Can the public goodwill harnessed during the pandemic be leveraged to tackle the climate emergency? Ellen Holtmaat (LSE) argues that asking citizens to do the right thing can be surprisingly powerful.
While it is currently illegal in the UK to leave your home except for a specific and defined purpose, in practice the order is impossible to police. In other parts of the world, stay-at-home orders were legally prohibited, but were largely obeyed anyway. Similarly, people began to wear face coverings even before it was required. People are voluntarily obeying the government’s instructions, and in many cases doing it willingly to reduce the spread of COVID-19. They are incurring the private costs of social isolation to contribute to a common good.
Asking for people’s help can make a great deal of difference when it comes to creating and protecting of public goods – in this case protecting the health of the population. This voluntary contribution to a common good can be harnessed in other areas of public policy as well – and potentially in mitigating global warming. Many people are aware of the difference their choices about personal behaviour and consumption can make. But a lot more would probably act if the government asked for it.
Why would it make a difference if governments requested certain actions? First of all, many people that might not act out of their own conviction might start to do so if the government asked them to co-operate.
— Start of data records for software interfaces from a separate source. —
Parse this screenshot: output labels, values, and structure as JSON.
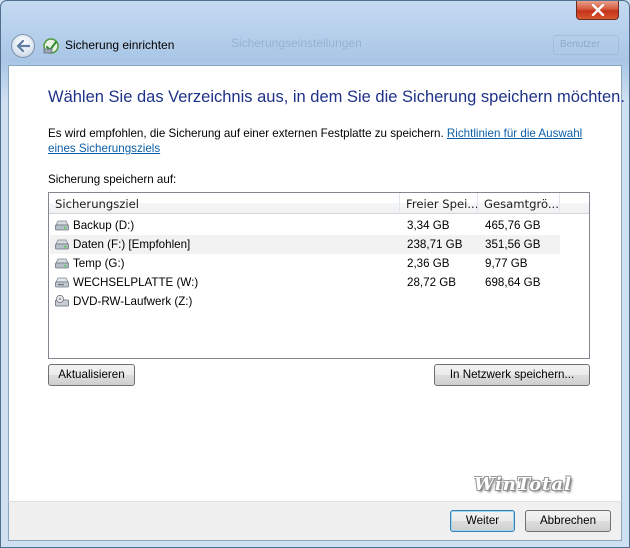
{
  "window": {
    "title": "Sicherung einrichten",
    "ghost_title": "Sicherungseinstellungen",
    "ghost_button": "Benutzer",
    "close_icon": "close-icon",
    "back_icon": "back-arrow-icon"
  },
  "page": {
    "heading": "Wählen Sie das Verzeichnis aus, in dem Sie die Sicherung speichern möchten.",
    "description": "Es wird empfohlen, die Sicherung auf einer externen Festplatte zu speichern. ",
    "link_text": "Richtlinien für die Auswahl eines Sicherungsziels",
    "save_label": "Sicherung speichern auf:"
  },
  "table": {
    "columns": [
      "Sicherungsziel",
      "Freier Spei...",
      "Gesamtgrö..."
    ],
    "rows": [
      {
        "name": "Backup (D:)",
        "free": "3,34 GB",
        "total": "465,76 GB",
        "icon": "hard-drive-icon"
      },
      {
        "name": "Daten (F:) [Empfohlen]",
        "free": "238,71 GB",
        "total": "351,56 GB",
        "icon": "hard-drive-icon"
      },
      {
        "name": "Temp (G:)",
        "free": "2,36 GB",
        "total": "9,77 GB",
        "icon": "hard-drive-icon"
      },
      {
        "name": "WECHSELPLATTE (W:)",
        "free": "28,72 GB",
        "total": "698,64 GB",
        "icon": "removable-drive-icon"
      },
      {
        "name": "DVD-RW-Laufwerk (Z:)",
        "free": "",
        "total": "",
        "icon": "dvd-drive-icon"
      }
    ],
    "selected_index": 1
  },
  "buttons": {
    "refresh": "Aktualisieren",
    "network": "In Netzwerk speichern...",
    "next": "Weiter",
    "cancel": "Abbrechen"
  },
  "watermark": "WinTotal",
  "colors": {
    "heading": "#1e3287",
    "link": "#0b5ea8",
    "close_button": "#c4311a"
  }
}
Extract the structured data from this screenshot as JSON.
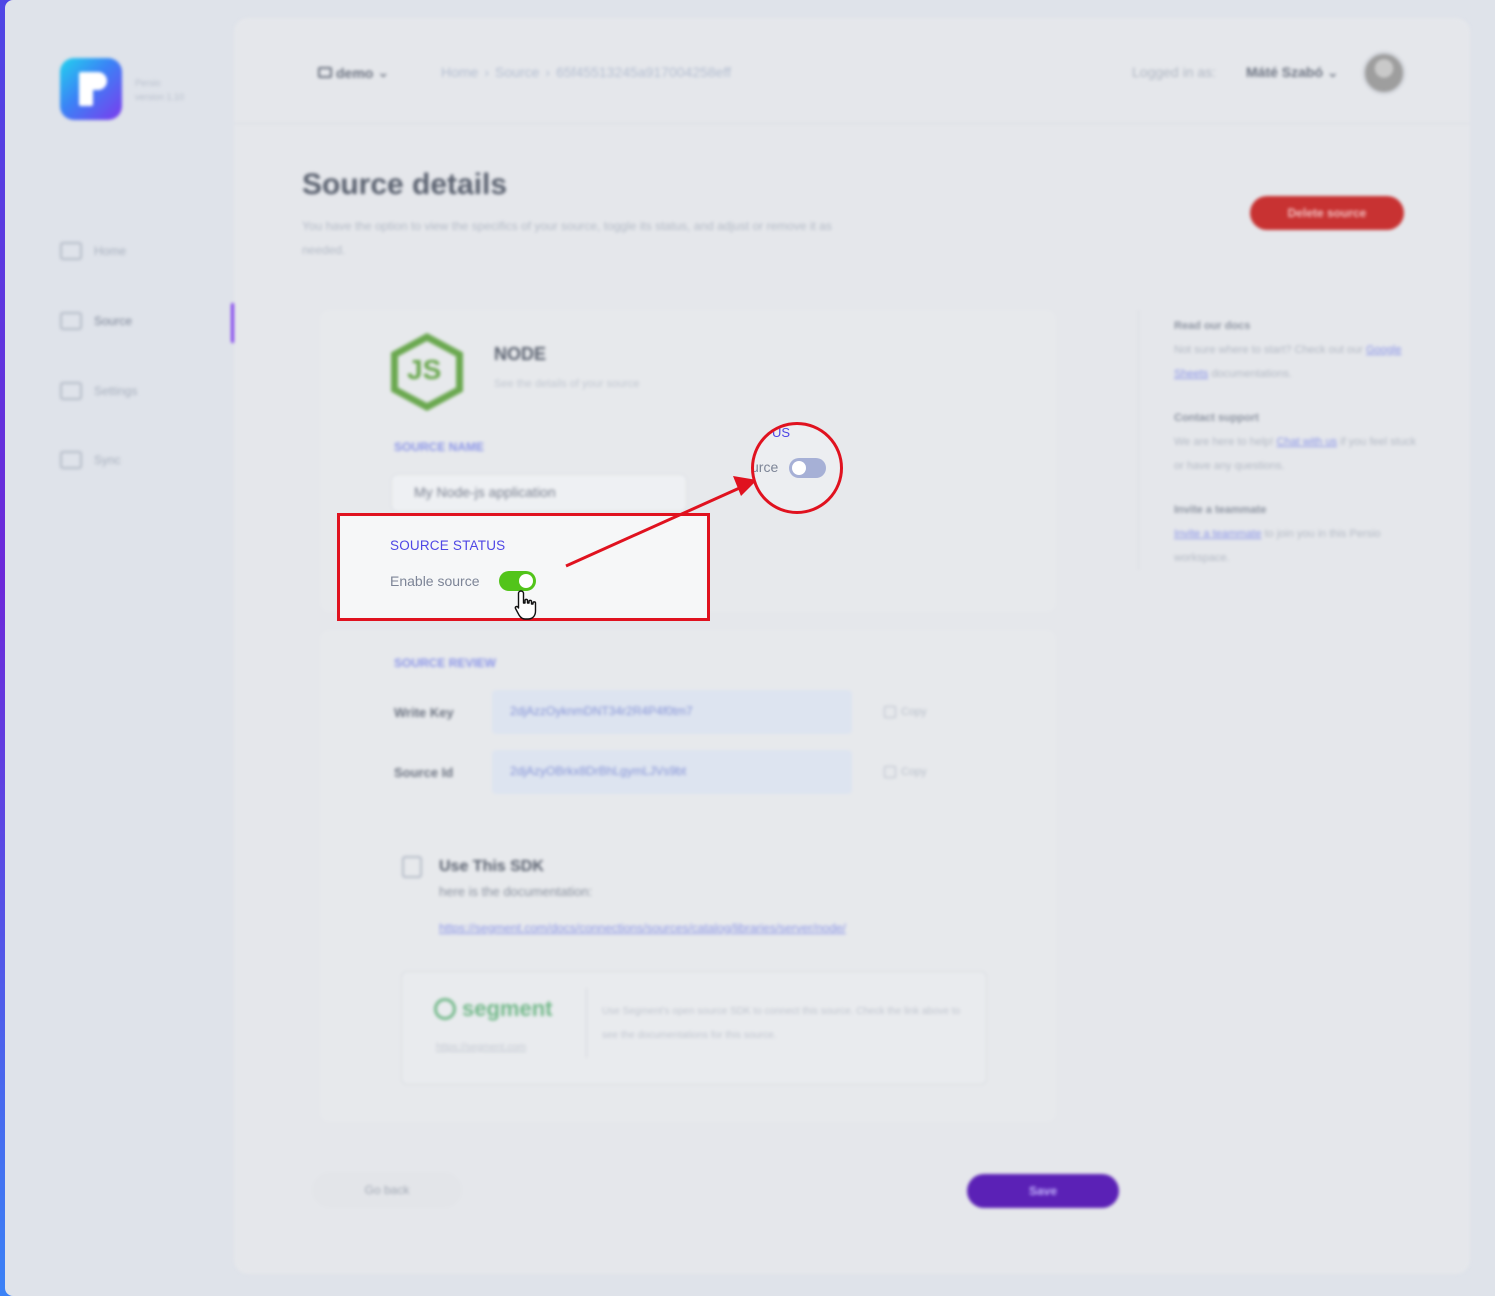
{
  "sidebar": {
    "app_name": "Persio",
    "version": "version 1.10",
    "items": [
      {
        "label": "Home",
        "icon": "home-icon"
      },
      {
        "label": "Source",
        "icon": "source-icon",
        "active": true
      },
      {
        "label": "Settings",
        "icon": "settings-icon"
      },
      {
        "label": "Sync",
        "icon": "sync-icon"
      }
    ]
  },
  "header": {
    "workspace": "demo",
    "breadcrumb": [
      "Home",
      "Source",
      "65f45513245a917004258eff"
    ],
    "logged_in_label": "Logged in as:",
    "user_name": "Máté Szabó"
  },
  "page": {
    "title": "Source details",
    "subtitle": "You have the option to view the specifics of your source, toggle its status, and adjust or remove it as needed.",
    "delete_label": "Delete source"
  },
  "source": {
    "name": "NODE",
    "logo_text": "JS",
    "subtitle": "See the details of your source",
    "name_label": "SOURCE NAME",
    "name_value": "My Node-js application",
    "status_label": "SOURCE STATUS",
    "enable_label": "Enable source",
    "enabled": true
  },
  "review": {
    "label": "SOURCE REVIEW",
    "write_key_label": "Write Key",
    "write_key": "2djAzzOyknmDNT34r2R4P4f0tm7",
    "source_id_label": "Source Id",
    "source_id": "2djAzyOBrkx8DrBhLgymLJVs9bt",
    "copy_label": "Copy"
  },
  "sdk": {
    "title": "Use This SDK",
    "subtitle": "here is the documentation:",
    "link": "https://segment.com/docs/connections/sources/catalog/libraries/server/node/",
    "vendor": "segment",
    "vendor_url": "https://segment.com",
    "vendor_desc": "Use Segment's open source SDK to connect this source. Check the link above to see the documentations for this source."
  },
  "help": {
    "docs_title": "Read our docs",
    "docs_text": "Not sure where to start? Check out our",
    "docs_link": "Google Sheets",
    "docs_tail": "documentations.",
    "support_title": "Contact support",
    "support_text": "We are here to help!",
    "support_link": "Chat with us",
    "support_tail": "if you feel stuck or have any questions.",
    "invite_title": "Invite a teammate",
    "invite_link": "Invite a teammate",
    "invite_tail": "to join you in this Persio workspace."
  },
  "footer": {
    "back_label": "Go back",
    "save_label": "Save"
  },
  "zoom": {
    "status_fragment": "US",
    "enable_fragment": "urce",
    "enabled": false
  },
  "colors": {
    "accent": "#7c3aed",
    "delete": "#c83232",
    "toggle_on": "#52c41a",
    "highlight": "#e0121f"
  }
}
Secondly, currently it is up to those who make more effort to justify their actions. The decision to serve a vegetarian lunch, turn down an invitation to a birthday party you would have to fly to, or ask for your job interview to be conducted over Skype can be awkward and difficult. Government requests can turn this burden of justification around, making it easier for those willing to do so to adjust their behaviour.
Furthermore, a government that simply asks for a change in behaviour respects the norms of freedom and equality. The request creates small social costs for those not abiding by the norm, but nothing more. This means that those for whom a flight is very important can still go, but those who value it only a little might find another solution. It is an efficient way to capture the ‘low-hanging fruit’.
Seeing the government taking action on climate change can reduce the climate anxiety some people are feeling. Working for a shared cause might even generate a sense of community. People generally like to contribute to a goal bigger than themselves. Governments now often nudge people to encourage desirable behaviour, such as by introducing a charge for plastic bags. This is useful. However, adding a government request not to use plastic bags adds a social dimension in which people incur private costs for the public good, providing an altruistic premium (or what some call a ‘warm glow’).
There are, of course, crucial differences between the pandemic and the climate emergency. People may have stayed home simply because they feared for their own health and that of their families. Research suggests, however, that only a small share of the population regarded this as their primary motivation. The immediacy of the threat represented by COVID-19 also contrasts with the deferred threat of the climate emergency. But the majority now accept its reality and, given most governments have signed the Paris Agreement, it does not seem unreasonable to ask citizens to change their behaviour in ways that minimally affect them. Even if these requests would run counter to short-run economic growth – which they may not – it provides incentives for companies to become climate neutral and flourish in the long term.
This post represents the views of the author and not those of the COVID-19 blog, nor LSE.